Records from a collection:

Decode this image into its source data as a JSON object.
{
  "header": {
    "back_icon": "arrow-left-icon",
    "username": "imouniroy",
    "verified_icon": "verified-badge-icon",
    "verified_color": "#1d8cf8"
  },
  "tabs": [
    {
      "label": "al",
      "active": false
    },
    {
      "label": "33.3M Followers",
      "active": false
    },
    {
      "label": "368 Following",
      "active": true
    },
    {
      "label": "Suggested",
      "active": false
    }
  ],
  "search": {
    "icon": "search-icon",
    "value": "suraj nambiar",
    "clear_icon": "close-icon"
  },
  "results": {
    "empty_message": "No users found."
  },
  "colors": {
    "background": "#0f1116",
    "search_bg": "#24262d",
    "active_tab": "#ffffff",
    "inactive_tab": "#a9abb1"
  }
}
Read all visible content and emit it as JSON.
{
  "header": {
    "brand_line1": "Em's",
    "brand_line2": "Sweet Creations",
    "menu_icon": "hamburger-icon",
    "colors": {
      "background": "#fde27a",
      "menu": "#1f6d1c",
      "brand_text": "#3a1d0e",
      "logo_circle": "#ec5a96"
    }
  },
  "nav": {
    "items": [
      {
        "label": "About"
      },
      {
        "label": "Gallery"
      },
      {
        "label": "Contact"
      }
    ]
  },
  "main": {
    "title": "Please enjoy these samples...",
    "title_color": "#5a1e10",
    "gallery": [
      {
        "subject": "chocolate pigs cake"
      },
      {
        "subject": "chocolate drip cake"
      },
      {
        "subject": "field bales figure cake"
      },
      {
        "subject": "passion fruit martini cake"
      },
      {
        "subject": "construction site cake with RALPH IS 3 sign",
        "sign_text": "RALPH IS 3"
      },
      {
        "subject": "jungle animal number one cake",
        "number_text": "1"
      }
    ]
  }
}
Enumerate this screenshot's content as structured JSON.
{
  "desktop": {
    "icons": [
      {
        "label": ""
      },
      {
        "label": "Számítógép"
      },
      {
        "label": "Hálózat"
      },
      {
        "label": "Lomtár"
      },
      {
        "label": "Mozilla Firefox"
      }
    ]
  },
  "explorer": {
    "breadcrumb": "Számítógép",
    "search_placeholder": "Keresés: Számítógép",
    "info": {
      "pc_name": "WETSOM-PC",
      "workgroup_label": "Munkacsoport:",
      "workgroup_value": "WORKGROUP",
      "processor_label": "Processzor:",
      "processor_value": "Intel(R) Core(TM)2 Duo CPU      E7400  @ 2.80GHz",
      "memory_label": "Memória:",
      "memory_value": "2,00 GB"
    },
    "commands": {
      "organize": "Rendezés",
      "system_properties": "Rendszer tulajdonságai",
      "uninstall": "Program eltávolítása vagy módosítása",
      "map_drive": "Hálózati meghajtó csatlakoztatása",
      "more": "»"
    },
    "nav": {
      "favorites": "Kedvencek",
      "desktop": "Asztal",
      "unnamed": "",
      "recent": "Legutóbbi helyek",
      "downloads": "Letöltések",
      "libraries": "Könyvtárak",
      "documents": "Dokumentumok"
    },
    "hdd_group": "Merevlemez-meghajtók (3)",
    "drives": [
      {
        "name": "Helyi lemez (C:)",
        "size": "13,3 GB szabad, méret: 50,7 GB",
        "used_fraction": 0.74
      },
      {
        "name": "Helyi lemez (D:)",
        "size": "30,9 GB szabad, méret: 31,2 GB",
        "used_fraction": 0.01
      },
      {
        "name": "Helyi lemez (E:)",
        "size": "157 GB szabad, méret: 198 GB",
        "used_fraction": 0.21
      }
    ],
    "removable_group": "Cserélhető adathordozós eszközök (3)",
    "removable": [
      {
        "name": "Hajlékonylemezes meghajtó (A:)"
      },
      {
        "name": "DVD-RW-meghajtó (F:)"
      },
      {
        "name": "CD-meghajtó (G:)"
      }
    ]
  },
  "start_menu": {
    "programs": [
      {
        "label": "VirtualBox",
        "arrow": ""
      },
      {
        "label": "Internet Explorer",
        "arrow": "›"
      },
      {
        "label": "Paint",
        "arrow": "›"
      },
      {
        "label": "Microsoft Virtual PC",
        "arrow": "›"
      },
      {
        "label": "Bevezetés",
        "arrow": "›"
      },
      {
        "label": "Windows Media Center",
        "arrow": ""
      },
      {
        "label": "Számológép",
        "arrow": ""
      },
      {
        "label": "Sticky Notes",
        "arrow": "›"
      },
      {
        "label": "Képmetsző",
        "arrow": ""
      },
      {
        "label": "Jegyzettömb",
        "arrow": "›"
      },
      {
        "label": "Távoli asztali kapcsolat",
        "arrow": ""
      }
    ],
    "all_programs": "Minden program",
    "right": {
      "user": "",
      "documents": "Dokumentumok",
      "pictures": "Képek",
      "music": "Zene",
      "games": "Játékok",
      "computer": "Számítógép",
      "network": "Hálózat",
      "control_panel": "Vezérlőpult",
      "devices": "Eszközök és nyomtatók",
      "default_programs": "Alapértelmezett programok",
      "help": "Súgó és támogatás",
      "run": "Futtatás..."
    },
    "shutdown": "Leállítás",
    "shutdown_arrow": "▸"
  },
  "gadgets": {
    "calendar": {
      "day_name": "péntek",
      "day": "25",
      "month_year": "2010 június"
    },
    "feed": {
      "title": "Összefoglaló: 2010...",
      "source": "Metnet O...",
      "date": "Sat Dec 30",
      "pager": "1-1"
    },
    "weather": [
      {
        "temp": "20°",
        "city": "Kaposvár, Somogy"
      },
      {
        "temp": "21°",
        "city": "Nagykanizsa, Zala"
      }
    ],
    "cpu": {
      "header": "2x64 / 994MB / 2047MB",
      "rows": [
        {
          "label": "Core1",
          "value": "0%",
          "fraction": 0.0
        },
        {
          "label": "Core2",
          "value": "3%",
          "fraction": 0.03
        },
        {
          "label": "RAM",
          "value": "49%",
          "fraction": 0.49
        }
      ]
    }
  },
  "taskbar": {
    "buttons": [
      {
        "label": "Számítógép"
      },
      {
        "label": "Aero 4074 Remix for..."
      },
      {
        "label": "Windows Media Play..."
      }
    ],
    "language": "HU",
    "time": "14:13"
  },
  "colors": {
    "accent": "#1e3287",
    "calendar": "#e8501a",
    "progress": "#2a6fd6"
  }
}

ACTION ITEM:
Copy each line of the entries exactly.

SOLUTION FOR THIS TASK:
Decode this image into its source data as a JSON object.
{
  "header": {
    "back_icon": "arrow-left-icon",
    "username": "imouniroy",
    "verified_icon": "verified-badge-icon",
    "verified_color": "#1d8cf8"
  },
  "tabs": [
    {
      "label": "al",
      "active": false
    },
    {
      "label": "33.3M Followers",
      "active": false
    },
    {
      "label": "368 Following",
      "active": true
    },
    {
      "label": "Suggested",
      "active": false
    }
  ],
  "search": {
    "icon": "search-icon",
    "value": "suraj nambiar",
    "clear_icon": "close-icon"
  },
  "results": {
    "empty_message": "No users found."
  },
  "colors": {
    "background": "#0f1116",
    "search_bg": "#24262d",
    "active_tab": "#ffffff",
    "inactive_tab": "#a9abb1"
  }
}
Read all visible content and emit it as JSON.
{
  "header": {
    "brand_line1": "Em's",
    "brand_line2": "Sweet Creations",
    "menu_icon": "hamburger-icon",
    "colors": {
      "background": "#fde27a",
      "menu": "#1f6d1c",
      "brand_text": "#3a1d0e",
      "logo_circle": "#ec5a96"
    }
  },
  "nav": {
    "items": [
      {
        "label": "About"
      },
      {
        "label": "Gallery"
      },
      {
        "label": "Contact"
      }
    ]
  },
  "main": {
    "title": "Please enjoy these samples...",
    "title_color": "#5a1e10",
    "gallery": [
      {
        "subject": "chocolate pigs cake"
      },
      {
        "subject": "chocolate drip cake"
      },
      {
        "subject": "field bales figure cake"
      },
      {
        "subject": "passion fruit martini cake"
      },
      {
        "subject": "construction site cake with RALPH IS 3 sign",
        "sign_text": "RALPH IS 3"
      },
      {
        "subject": "jungle animal number one cake",
        "number_text": "1"
      }
    ]
  }
}
Enumerate this screenshot's content as structured JSON.
{
  "desktop": {
    "icons": [
      {
        "label": ""
      },
      {
        "label": "Számítógép"
      },
      {
        "label": "Hálózat"
      },
      {
        "label": "Lomtár"
      },
      {
        "label": "Mozilla Firefox"
      }
    ]
  },
  "explorer": {
    "breadcrumb": "Számítógép",
    "search_placeholder": "Keresés: Számítógép",
    "info": {
      "pc_name": "WETSOM-PC",
      "workgroup_label": "Munkacsoport:",
      "workgroup_value": "WORKGROUP",
      "processor_label": "Processzor:",
      "processor_value": "Intel(R) Core(TM)2 Duo CPU      E7400  @ 2.80GHz",
      "memory_label": "Memória:",
      "memory_value": "2,00 GB"
    },
    "commands": {
      "organize": "Rendezés",
      "system_properties": "Rendszer tulajdonságai",
      "uninstall": "Program eltávolítása vagy módosítása",
      "map_drive": "Hálózati meghajtó csatlakoztatása",
      "more": "»"
    },
    "nav": {
      "favorites": "Kedvencek",
      "desktop": "Asztal",
      "unnamed": "",
      "recent": "Legutóbbi helyek",
      "downloads": "Letöltések",
      "libraries": "Könyvtárak",
      "documents": "Dokumentumok"
    },
    "hdd_group": "Merevlemez-meghajtók (3)",
    "drives": [
      {
        "name": "Helyi lemez (C:)",
        "size": "13,3 GB szabad, méret: 50,7 GB",
        "used_fraction": 0.74
      },
      {
        "name": "Helyi lemez (D:)",
        "size": "30,9 GB szabad, méret: 31,2 GB",
        "used_fraction": 0.01
      },
      {
        "name": "Helyi lemez (E:)",
        "size": "157 GB szabad, méret: 198 GB",
        "used_fraction": 0.21
      }
    ],
    "removable_group": "Cserélhető adathordozós eszközök (3)",
    "removable": [
      {
        "name": "Hajlékonylemezes meghajtó (A:)"
      },
      {
        "name": "DVD-RW-meghajtó (F:)"
      },
      {
        "name": "CD-meghajtó (G:)"
      }
    ]
  },
  "start_menu": {
    "programs": [
      {
        "label": "VirtualBox",
        "arrow": ""
      },
      {
        "label": "Internet Explorer",
        "arrow": "›"
      },
      {
        "label": "Paint",
        "arrow": "›"
      },
      {
        "label": "Microsoft Virtual PC",
        "arrow": "›"
      },
      {
        "label": "Bevezetés",
        "arrow": "›"
      },
      {
        "label": "Windows Media Center",
        "arrow": ""
      },
      {
        "label": "Számológép",
        "arrow": ""
      },
      {
        "label": "Sticky Notes",
        "arrow": "›"
      },
      {
        "label": "Képmetsző",
        "arrow": ""
      },
      {
        "label": "Jegyzettömb",
        "arrow": "›"
      },
      {
        "label": "Távoli asztali kapcsolat",
        "arrow": ""
      }
    ],
    "all_programs": "Minden program",
    "right": {
      "user": "",
      "documents": "Dokumentumok",
      "pictures": "Képek",
      "music": "Zene",
      "games": "Játékok",
      "computer": "Számítógép",
      "network": "Hálózat",
      "control_panel": "Vezérlőpult",
      "devices": "Eszközök és nyomtatók",
      "default_programs": "Alapértelmezett programok",
      "help": "Súgó és támogatás",
      "run": "Futtatás..."
    },
    "shutdown": "Leállítás",
    "shutdown_arrow": "▸"
  },
  "gadgets": {
    "calendar": {
      "day_name": "péntek",
      "day": "25",
      "month_year": "2010 június"
    },
    "feed": {
      "title": "Összefoglaló: 2010...",
      "source": "Metnet O...",
      "date": "Sat Dec 30",
      "pager": "1-1"
    },
    "weather": [
      {
        "temp": "20°",
        "city": "Kaposvár, Somogy"
      },
      {
        "temp": "21°",
        "city": "Nagykanizsa, Zala"
      }
    ],
    "cpu": {
      "header": "2x64 / 994MB / 2047MB",
      "rows": [
        {
          "label": "Core1",
          "value": "0%",
          "fraction": 0.0
        },
        {
          "label": "Core2",
          "value": "3%",
          "fraction": 0.03
        },
        {
          "label": "RAM",
          "value": "49%",
          "fraction": 0.49
        }
      ]
    }
  },
  "taskbar": {
    "buttons": [
      {
        "label": "Számítógép"
      },
      {
        "label": "Aero 4074 Remix for..."
      },
      {
        "label": "Windows Media Play..."
      }
    ],
    "language": "HU",
    "time": "14:13"
  },
  "colors": {
    "accent": "#1e3287",
    "calendar": "#e8501a",
    "progress": "#2a6fd6"
  }
}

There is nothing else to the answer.